== Segment start ==

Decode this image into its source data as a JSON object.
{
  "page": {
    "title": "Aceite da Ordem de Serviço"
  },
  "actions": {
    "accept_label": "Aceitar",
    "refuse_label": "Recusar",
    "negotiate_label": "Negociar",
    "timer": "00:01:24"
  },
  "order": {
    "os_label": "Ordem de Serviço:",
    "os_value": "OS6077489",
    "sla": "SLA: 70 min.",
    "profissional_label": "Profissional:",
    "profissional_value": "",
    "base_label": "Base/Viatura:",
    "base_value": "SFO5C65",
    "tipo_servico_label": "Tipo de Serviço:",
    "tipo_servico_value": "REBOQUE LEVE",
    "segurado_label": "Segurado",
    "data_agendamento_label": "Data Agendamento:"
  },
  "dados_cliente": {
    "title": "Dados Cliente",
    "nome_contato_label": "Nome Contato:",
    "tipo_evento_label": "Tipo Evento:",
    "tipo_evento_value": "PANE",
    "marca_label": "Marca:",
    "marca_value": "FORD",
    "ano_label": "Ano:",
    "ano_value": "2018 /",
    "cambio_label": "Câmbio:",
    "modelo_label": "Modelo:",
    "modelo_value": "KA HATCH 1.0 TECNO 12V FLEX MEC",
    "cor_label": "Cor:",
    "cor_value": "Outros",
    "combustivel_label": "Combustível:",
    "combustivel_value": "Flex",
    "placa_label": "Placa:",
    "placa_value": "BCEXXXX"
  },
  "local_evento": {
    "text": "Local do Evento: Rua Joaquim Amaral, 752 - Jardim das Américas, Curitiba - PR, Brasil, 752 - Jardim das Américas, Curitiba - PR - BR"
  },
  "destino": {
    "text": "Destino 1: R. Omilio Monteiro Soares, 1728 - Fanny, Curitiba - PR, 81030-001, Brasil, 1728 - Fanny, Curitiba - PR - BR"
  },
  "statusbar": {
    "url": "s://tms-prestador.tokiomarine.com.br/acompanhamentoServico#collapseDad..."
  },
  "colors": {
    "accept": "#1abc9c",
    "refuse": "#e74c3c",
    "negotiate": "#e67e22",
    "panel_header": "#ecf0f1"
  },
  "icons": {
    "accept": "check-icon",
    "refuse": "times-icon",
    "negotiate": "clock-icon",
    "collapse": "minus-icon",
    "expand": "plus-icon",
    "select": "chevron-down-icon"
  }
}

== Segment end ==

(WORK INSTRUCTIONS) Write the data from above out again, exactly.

(TASK OUTPUT)
Decode this image into its source data as a JSON object.
{
  "page": {
    "title": "Aceite da Ordem de Serviço"
  },
  "actions": {
    "accept_label": "Aceitar",
    "refuse_label": "Recusar",
    "negotiate_label": "Negociar",
    "timer": "00:01:24"
  },
  "order": {
    "os_label": "Ordem de Serviço:",
    "os_value": "OS6077489",
    "sla": "SLA: 70 min.",
    "profissional_label": "Profissional:",
    "profissional_value": "",
    "base_label": "Base/Viatura:",
    "base_value": "SFO5C65",
    "tipo_servico_label": "Tipo de Serviço:",
    "tipo_servico_value": "REBOQUE LEVE",
    "segurado_label": "Segurado",
    "data_agendamento_label": "Data Agendamento:"
  },
  "dados_cliente": {
    "title": "Dados Cliente",
    "nome_contato_label": "Nome Contato:",
    "tipo_evento_label": "Tipo Evento:",
    "tipo_evento_value": "PANE",
    "marca_label": "Marca:",
    "marca_value": "FORD",
    "ano_label": "Ano:",
    "ano_value": "2018 /",
    "cambio_label": "Câmbio:",
    "modelo_label": "Modelo:",
    "modelo_value": "KA HATCH 1.0 TECNO 12V FLEX MEC",
    "cor_label": "Cor:",
    "cor_value": "Outros",
    "combustivel_label": "Combustível:",
    "combustivel_value": "Flex",
    "placa_label": "Placa:",
    "placa_value": "BCEXXXX"
  },
  "local_evento": {
    "text": "Local do Evento: Rua Joaquim Amaral, 752 - Jardim das Américas, Curitiba - PR, Brasil, 752 - Jardim das Américas, Curitiba - PR - BR"
  },
  "destino": {
    "text": "Destino 1: R. Omilio Monteiro Soares, 1728 - Fanny, Curitiba - PR, 81030-001, Brasil, 1728 - Fanny, Curitiba - PR - BR"
  },
  "statusbar": {
    "url": "s://tms-prestador.tokiomarine.com.br/acompanhamentoServico#collapseDad..."
  },
  "colors": {
    "accept": "#1abc9c",
    "refuse": "#e74c3c",
    "negotiate": "#e67e22",
    "panel_header": "#ecf0f1"
  },
  "icons": {
    "accept": "check-icon",
    "refuse": "times-icon",
    "negotiate": "clock-icon",
    "collapse": "minus-icon",
    "expand": "plus-icon",
    "select": "chevron-down-icon"
  }
}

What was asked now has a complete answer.